With both tools it's left to the developer to decide, or perhaps take a wild guess at, how many different interrupts could be nested in the worst case. They also can't track stack space consumed by function pointers.
They're all ex post facto, of course - you don't know much much stack is needed till the code is complete. (A wise engineer will monitor the numbers throughout development.) In a limited RAM situation one could discover very late in the project that the system can't be built without a redesign of the hardware.
Absent these tools we can monitor stack consumption using a variety of methods, like filling a newly-allocated stack with a pattern (I like 0xDEAD) and keeping an eye on how much of that gets overwritten. Some RTOSes include provisions to log high-water marks. Micrium has a nice paper about this, as does Express Logic.
Some years ago Ben Jackson suggested:
One trick I used last year is to use GCC's '-finstrument-functions' flag which brackets every compiled function with enter/exit function calls. You can write an enter function which tests the amount of stack space left. It's not ideal, but it can save a lot of time. After I did this for the kernel to track down a problem, one of the application engineers applied the idea to a thread-intensive application and found several potential problems.
Another trick is to look for functions where people have mistakenly put large structures or arrays on the stack. Use a tool like 'objdump' to disassemble your program and then a one-line awk or perl script to find the first 'sub...esp' in each function and sort them by size. If you find an irq with 'struct huge', it's just waiting to blow your stack.
But these are all ultimately reactive. We take a stack-size guess and then start debugging. When something goes wrong, change the source code to increase the stack's size. It violates my sense of elegance, paralleling as it does the futile notion of testing quality into a product. It's better to insert correctness from the outset. But there seems to be no hint of an approach that predicts stack size early in a project.
The Barr Group will have a free webinar about figuring stack size in September. I plan to listen in.
Let me know if you’re hiring embedded
engineers. No recruiters please, and I reserve the right to edit ads to fit the format and intent of this newsletter.
Please keep it to 100 words. There is no charge for a job ad.
|Joke For The Week
Note: These jokes are archived at www.ganssle.com/jokes.htm.
Two items this issue. First, Paul Carpenter sent me a link to a site of developer humor which could be a great way to lose many hours.
And second, Scott Nowell sent this bit of amusing irony:
I could argue with the accuracy of your second sentence in this piece "Alas, only a tiny fraction of us use any standard religiously."
The sad truth is too many engineers do use standards religiously, i.e., once or twice a year.
|Advertise With Us
Advertise in The Embedded Muse! Over 27,000 embedded developers get this twice-monthly publication. .
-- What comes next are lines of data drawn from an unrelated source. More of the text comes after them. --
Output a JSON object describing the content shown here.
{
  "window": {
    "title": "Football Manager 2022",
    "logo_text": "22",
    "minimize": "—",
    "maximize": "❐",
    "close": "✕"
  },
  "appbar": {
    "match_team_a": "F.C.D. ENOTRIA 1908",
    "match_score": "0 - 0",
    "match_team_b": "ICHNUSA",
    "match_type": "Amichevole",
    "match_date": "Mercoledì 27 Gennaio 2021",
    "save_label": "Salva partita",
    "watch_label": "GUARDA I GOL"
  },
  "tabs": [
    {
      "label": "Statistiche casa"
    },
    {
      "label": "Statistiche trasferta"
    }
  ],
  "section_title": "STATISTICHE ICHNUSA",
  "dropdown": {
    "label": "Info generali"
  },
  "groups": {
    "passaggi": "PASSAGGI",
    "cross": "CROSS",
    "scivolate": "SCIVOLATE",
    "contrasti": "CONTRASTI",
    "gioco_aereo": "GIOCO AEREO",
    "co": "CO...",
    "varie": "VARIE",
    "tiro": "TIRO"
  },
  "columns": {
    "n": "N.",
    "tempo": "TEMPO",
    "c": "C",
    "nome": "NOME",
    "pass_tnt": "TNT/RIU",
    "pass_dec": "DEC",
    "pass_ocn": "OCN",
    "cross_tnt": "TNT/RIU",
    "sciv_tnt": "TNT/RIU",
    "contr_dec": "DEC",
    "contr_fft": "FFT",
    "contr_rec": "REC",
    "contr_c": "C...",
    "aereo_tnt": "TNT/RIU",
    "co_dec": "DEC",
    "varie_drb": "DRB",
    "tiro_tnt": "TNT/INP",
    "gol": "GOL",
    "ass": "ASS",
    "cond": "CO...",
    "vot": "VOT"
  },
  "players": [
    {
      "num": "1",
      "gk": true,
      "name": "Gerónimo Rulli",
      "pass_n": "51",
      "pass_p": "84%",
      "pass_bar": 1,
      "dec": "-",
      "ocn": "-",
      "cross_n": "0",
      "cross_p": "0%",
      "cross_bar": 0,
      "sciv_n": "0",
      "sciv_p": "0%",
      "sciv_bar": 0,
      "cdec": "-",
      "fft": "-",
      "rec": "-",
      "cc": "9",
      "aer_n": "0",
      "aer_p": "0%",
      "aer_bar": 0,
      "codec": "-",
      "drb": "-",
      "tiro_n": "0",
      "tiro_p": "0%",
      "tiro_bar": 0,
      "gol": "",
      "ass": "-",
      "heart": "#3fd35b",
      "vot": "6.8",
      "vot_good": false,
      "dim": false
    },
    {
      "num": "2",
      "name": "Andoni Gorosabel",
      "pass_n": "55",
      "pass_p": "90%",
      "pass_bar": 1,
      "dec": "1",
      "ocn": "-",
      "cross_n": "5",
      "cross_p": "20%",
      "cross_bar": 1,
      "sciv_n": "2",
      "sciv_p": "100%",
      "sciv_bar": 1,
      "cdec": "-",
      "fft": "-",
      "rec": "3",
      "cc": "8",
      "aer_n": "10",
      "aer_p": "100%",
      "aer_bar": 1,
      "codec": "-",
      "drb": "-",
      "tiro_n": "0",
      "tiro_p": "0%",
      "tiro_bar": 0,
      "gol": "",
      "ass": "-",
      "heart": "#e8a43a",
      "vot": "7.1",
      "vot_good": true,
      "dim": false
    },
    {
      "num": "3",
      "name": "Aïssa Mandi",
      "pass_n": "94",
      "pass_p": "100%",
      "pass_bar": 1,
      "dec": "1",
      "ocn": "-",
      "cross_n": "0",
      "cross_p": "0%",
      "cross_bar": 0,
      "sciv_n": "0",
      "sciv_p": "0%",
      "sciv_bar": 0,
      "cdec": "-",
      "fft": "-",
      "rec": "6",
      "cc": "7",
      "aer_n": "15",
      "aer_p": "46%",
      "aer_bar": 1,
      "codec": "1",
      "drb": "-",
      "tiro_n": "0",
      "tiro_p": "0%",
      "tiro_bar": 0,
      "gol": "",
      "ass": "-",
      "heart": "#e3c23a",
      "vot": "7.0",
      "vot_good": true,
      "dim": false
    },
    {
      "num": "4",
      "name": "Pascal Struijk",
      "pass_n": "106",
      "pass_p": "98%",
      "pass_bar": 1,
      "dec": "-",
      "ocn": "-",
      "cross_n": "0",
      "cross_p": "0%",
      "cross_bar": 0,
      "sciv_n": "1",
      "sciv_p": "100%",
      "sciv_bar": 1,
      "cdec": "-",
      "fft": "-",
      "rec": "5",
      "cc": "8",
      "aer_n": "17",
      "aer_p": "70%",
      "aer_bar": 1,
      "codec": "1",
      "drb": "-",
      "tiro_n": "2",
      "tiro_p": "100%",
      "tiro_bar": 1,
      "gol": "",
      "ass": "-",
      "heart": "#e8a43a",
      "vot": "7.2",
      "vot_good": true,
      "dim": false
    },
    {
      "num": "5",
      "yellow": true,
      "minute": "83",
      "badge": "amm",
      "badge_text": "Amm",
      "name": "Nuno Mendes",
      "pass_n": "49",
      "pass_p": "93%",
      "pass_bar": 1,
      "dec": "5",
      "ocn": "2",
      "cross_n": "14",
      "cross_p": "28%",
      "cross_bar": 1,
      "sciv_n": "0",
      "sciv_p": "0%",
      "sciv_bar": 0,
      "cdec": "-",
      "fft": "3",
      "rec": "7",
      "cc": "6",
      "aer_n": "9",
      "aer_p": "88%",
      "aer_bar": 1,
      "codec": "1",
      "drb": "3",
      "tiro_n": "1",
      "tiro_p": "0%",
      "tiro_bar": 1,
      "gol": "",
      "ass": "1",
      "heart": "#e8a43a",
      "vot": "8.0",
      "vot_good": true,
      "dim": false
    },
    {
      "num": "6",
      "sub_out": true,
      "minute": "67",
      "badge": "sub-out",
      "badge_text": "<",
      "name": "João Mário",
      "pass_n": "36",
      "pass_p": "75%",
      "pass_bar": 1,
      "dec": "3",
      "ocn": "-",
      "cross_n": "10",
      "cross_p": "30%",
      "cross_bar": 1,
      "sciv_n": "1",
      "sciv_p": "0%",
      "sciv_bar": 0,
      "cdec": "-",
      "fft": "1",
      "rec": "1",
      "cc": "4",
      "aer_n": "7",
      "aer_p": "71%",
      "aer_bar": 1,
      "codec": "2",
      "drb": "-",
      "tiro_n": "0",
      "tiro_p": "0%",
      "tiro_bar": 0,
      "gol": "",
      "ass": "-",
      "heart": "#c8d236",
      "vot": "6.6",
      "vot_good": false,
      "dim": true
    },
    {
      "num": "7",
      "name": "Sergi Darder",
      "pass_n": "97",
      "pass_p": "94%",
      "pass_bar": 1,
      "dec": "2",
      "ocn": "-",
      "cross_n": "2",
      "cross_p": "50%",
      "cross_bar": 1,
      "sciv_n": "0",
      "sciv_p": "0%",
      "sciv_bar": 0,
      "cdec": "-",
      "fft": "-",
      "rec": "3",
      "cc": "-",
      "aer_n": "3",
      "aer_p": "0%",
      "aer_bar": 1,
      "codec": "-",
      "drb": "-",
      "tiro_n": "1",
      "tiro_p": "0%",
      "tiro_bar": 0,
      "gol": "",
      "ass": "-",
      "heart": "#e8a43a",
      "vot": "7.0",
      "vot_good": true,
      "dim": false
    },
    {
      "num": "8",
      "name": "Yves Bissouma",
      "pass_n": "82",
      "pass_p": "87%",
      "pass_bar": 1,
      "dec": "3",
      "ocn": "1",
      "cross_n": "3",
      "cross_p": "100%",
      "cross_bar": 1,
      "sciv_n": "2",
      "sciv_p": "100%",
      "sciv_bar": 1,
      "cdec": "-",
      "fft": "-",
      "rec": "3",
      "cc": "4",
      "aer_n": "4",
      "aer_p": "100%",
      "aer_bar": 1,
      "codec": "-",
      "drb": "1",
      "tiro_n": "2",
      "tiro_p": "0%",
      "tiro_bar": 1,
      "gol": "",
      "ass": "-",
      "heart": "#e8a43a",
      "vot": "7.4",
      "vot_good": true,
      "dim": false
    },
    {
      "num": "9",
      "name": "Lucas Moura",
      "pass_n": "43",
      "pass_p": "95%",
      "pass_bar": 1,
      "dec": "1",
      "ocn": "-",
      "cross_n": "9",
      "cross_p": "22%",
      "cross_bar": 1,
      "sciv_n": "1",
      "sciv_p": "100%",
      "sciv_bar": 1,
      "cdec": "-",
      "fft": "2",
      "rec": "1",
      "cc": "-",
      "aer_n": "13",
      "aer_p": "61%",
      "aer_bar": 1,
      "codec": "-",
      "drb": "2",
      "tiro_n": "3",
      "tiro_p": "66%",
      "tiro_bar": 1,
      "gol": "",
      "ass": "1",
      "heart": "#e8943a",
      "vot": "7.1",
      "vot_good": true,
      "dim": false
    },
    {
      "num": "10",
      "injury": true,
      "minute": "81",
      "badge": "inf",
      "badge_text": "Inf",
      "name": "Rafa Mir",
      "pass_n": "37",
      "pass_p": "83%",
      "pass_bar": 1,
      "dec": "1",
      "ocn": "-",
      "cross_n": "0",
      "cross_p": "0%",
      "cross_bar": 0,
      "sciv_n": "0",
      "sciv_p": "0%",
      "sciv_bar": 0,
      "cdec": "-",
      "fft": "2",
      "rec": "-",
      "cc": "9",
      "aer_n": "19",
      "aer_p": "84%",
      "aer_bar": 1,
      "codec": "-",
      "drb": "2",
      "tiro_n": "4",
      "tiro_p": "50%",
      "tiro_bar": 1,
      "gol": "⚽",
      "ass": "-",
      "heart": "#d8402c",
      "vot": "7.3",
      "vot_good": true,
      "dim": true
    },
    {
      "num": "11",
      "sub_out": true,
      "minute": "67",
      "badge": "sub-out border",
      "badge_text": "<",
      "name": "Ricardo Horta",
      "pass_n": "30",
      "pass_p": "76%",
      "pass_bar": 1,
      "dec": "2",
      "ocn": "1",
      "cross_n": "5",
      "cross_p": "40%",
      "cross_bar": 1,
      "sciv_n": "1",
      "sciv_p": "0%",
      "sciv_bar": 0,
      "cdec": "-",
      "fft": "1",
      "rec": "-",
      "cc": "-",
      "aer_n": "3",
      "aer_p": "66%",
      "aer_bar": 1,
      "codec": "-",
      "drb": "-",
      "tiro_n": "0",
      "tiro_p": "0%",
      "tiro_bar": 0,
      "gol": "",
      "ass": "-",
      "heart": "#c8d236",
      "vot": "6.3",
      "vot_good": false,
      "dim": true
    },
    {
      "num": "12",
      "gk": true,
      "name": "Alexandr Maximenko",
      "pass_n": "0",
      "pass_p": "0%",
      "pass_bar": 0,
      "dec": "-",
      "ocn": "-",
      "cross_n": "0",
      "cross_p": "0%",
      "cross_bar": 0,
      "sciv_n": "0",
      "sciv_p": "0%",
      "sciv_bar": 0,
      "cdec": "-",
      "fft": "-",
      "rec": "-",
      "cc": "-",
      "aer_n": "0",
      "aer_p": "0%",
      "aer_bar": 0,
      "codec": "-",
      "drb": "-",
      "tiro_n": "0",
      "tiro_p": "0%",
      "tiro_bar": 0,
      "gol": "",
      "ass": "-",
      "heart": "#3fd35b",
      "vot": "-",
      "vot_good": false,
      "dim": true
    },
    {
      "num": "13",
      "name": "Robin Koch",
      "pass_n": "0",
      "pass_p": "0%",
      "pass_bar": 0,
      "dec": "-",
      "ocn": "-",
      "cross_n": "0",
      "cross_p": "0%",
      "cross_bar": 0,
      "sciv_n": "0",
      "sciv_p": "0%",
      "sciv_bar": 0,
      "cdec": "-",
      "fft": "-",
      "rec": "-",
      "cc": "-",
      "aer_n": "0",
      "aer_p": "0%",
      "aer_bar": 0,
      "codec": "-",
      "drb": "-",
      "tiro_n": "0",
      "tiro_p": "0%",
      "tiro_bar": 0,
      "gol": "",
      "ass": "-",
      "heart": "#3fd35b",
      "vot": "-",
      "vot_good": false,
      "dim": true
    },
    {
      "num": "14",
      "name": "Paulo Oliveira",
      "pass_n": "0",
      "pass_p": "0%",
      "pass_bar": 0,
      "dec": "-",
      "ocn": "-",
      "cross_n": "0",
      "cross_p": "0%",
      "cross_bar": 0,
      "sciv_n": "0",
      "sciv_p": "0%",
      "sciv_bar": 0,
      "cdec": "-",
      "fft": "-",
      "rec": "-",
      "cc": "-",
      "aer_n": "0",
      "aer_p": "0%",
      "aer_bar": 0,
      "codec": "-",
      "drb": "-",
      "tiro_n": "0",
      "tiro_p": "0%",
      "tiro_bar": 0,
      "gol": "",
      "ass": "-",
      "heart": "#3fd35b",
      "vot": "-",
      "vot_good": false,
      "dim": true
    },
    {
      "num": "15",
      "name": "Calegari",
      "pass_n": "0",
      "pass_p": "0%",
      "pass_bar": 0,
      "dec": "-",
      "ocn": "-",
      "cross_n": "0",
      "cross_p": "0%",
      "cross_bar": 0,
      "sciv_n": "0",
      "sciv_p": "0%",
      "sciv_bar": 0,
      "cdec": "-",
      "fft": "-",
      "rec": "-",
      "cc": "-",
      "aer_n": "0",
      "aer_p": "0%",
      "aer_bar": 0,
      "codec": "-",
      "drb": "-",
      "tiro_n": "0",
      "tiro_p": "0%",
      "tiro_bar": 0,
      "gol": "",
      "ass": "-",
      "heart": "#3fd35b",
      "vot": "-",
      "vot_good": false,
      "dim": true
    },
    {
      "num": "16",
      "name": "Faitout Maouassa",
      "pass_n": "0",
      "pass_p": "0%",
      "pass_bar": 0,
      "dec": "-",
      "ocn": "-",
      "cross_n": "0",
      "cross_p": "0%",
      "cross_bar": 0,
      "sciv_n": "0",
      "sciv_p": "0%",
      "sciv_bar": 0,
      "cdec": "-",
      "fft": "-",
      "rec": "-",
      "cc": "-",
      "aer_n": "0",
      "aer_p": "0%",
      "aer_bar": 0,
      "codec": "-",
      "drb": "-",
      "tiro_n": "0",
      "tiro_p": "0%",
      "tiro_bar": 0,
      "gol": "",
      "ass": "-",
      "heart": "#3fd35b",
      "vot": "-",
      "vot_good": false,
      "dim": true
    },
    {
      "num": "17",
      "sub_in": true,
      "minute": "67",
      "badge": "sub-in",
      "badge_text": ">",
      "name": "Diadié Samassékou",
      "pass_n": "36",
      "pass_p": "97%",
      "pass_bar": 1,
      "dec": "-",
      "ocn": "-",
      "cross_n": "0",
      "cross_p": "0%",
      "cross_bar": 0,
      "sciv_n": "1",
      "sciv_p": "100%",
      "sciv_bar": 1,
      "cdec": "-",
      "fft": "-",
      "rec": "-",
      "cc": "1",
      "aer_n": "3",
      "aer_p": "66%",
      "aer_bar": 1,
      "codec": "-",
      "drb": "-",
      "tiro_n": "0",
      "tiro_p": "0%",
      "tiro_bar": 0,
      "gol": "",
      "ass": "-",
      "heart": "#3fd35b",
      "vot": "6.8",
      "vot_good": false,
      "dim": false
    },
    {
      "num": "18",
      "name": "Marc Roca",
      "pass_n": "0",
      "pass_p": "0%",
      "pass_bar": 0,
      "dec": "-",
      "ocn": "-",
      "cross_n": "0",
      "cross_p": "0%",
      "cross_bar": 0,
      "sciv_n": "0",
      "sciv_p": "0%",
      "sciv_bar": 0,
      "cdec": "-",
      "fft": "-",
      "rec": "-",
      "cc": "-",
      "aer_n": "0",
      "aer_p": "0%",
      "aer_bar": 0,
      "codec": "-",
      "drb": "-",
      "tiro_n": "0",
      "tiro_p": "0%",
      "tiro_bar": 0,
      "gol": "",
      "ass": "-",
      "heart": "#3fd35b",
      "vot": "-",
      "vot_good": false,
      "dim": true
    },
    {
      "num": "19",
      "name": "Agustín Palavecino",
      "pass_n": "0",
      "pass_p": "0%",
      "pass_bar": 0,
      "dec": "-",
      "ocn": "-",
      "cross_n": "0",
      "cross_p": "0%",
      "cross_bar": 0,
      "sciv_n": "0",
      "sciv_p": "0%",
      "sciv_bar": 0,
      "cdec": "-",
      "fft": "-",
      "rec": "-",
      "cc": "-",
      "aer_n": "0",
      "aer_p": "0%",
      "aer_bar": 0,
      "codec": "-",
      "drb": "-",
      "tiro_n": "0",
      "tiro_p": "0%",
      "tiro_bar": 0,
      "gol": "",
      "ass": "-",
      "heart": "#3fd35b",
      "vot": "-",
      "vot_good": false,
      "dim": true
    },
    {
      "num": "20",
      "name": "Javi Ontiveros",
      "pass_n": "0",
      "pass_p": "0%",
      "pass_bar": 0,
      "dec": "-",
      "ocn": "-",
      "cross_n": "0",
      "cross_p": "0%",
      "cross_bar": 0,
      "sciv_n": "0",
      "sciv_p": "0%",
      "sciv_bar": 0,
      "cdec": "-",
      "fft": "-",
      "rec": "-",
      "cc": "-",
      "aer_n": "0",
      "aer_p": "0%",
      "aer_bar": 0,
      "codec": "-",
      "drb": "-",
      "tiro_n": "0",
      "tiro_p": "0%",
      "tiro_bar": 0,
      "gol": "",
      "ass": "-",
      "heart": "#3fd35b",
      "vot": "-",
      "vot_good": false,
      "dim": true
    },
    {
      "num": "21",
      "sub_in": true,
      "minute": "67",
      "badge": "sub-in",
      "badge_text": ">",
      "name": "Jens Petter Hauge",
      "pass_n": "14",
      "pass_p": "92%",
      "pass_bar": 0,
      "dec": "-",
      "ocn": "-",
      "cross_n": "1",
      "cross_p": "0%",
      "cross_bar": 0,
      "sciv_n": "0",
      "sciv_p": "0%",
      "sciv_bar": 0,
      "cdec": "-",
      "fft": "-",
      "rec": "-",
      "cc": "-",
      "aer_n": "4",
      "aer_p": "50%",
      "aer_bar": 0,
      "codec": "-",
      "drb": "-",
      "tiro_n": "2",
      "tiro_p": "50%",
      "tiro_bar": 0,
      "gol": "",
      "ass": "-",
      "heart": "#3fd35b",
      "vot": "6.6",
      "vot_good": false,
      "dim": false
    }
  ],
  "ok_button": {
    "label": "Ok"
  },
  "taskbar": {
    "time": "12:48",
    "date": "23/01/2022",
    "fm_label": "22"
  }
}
|About The Embedded Muse
The Embedded Muse is Jack Ganssle's newsletter. Send complaints, comments, and
contributions to me at email@example.com.
The Embedded Muse is supported by The Ganssle Group, whose mission is to help embedded folks get
better products to market faster.